    • Use medium priority for this task
  3. At the end of the loop of each task, set a bit using FreeRTOS event group API.
    • At the end of each loop of the tasks, set a bit using the xEventGroupSetBits()
    • Task 1 should set bit1, Task 2 should set bit2 etc.
  4. Create a watchdog task that monitors the operation of the two tasks.
    • Use high priority for this task.
    • Use a timeout of 1 second, and wait for all the bits to set. If there are two tasks, wait for bit1, and bit2 etc.
    • If you fail to detect the bits are set, that means that the other tasks did not reach the end of the loop.
    • In the event of failed to detect the bits, append a file (stuck.txt) with the information about which task may be "stuck"
    • Open the file, append the data, and close the (stuck.txt) file to flush out the data immediately.

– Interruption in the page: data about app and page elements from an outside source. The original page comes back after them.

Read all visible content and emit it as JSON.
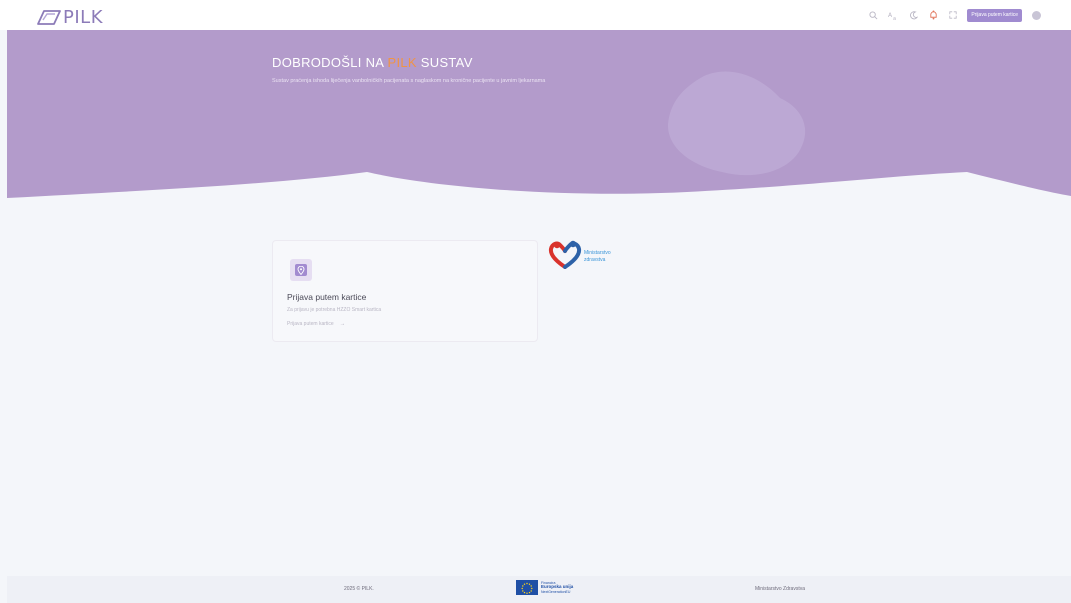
{
  "header": {
    "brand": "PILK",
    "login_button": "Prijava putem kartice",
    "icons": [
      "search-icon",
      "translate-icon",
      "moon-icon",
      "bell-icon",
      "fullscreen-icon",
      "gear-icon"
    ]
  },
  "hero": {
    "title_prefix": "DOBRODOŠLI NA",
    "title_accent": "PILK",
    "title_suffix": "SUSTAV",
    "subtitle": "Sustav praćenja ishoda liječenja vanbolničkih pacijenata s naglaskom na kronične pacijente u javnim ljekarnama"
  },
  "card": {
    "title": "Prijava putem kartice",
    "description": "Za prijavu je potrebna HZZO Smart kartica",
    "link": "Prijava putem kartice"
  },
  "ministry": {
    "line1": "Ministarstvo",
    "line2": "zdravstva"
  },
  "footer": {
    "copyright": "2025 © PILK.",
    "eu_line1": "Financira",
    "eu_line2": "Europska unija",
    "eu_line3": "NextGenerationEU",
    "ministry": "Ministarstvo Zdravstva"
  },
  "colors": {
    "hero_bg": "#b39bcb",
    "accent": "#f09445",
    "primary": "#a08bd0"
  }
}
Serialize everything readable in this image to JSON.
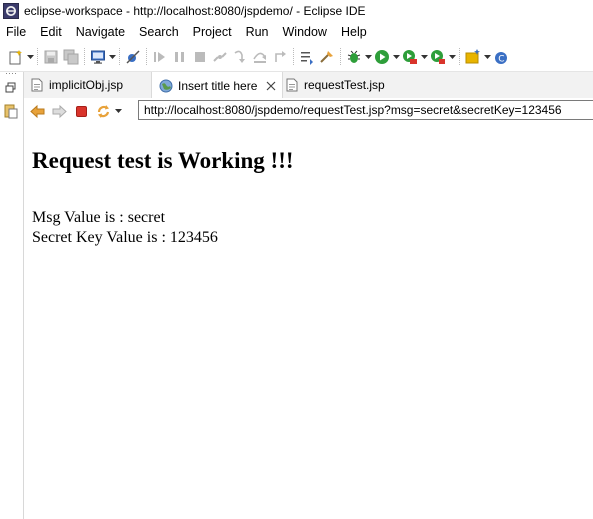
{
  "window": {
    "title": "eclipse-workspace - http://localhost:8080/jspdemo/ - Eclipse IDE"
  },
  "menu": [
    "File",
    "Edit",
    "Navigate",
    "Search",
    "Project",
    "Run",
    "Window",
    "Help"
  ],
  "tabs": [
    {
      "label": "implicitObj.jsp",
      "icon": "jsp-file-icon",
      "active": false
    },
    {
      "label": "Insert title here",
      "icon": "globe-icon",
      "active": true
    },
    {
      "label": "requestTest.jsp",
      "icon": "jsp-file-icon",
      "active": false
    }
  ],
  "browser": {
    "url": "http://localhost:8080/jspdemo/requestTest.jsp?msg=secret&secretKey=123456"
  },
  "page": {
    "heading": "Request test is Working !!!",
    "msg_line": "Msg Value is : secret",
    "key_line": "Secret Key Value is : 123456"
  },
  "colors": {
    "run_green": "#2e9e3a",
    "stop_red": "#d9342b",
    "nav_orange": "#e8a23a",
    "toolbar_blue": "#3a6fc4"
  }
}
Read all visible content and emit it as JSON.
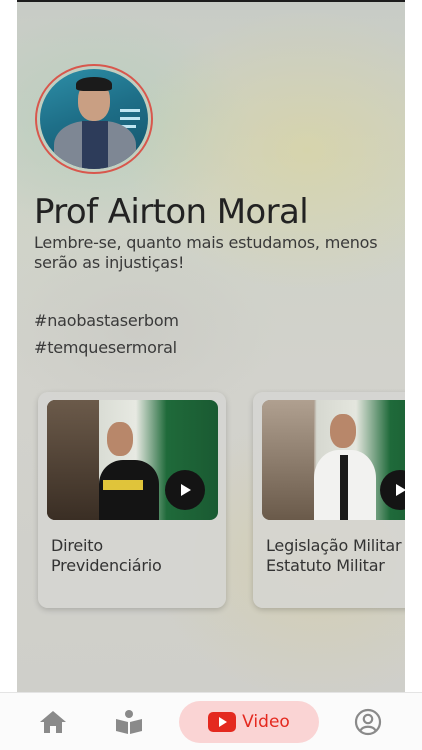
{
  "profile": {
    "name": "Prof Airton Moral",
    "motto": "Lembre-se, quanto mais estudamos, menos serão as injustiças!",
    "hashtags": [
      "#naobastaserbom",
      "#temquesermoral"
    ]
  },
  "videos": [
    {
      "title_line1": "Direito",
      "title_line2": "Previdenciário"
    },
    {
      "title_line1": "Legislação Militar",
      "title_line2": "Estatuto Militar"
    }
  ],
  "nav": {
    "items": [
      {
        "icon": "home-icon"
      },
      {
        "icon": "book-icon"
      },
      {
        "icon": "youtube-icon",
        "label": "Video"
      },
      {
        "icon": "profile-icon"
      }
    ],
    "active_color": "#e4291f",
    "active_bg": "#fad4d4"
  }
}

    • Extra Credit: Every sixty seconds, save the CPU usage info to a file named "cpu.txt". See terminal command "infoHandler" for reference. Open the file, write the file, and close it immediately so the data is immediately flushed.
  5. Create a terminal command to "suspend" and "resume" a task by name.
    • "task suspend task1" should suspend a task named "task1"
    • "task resume task2" should suspend a task named "task2"
  6. Run the system, and under normal operation, you will see a file being saved with sensor data values.
    • Plot the file data in Excel to demonstrate.
  7. Suspend the producer task. The watchdog task should display a message and save relevant info to the SD card.
  8. Let the system run for a while, and note down the CPU usage in your text file.

What you created is a "software watchdog". This means that in an event when a loop is stuck, or a task is frozen, you can save relevant information such that you can debug at a later time.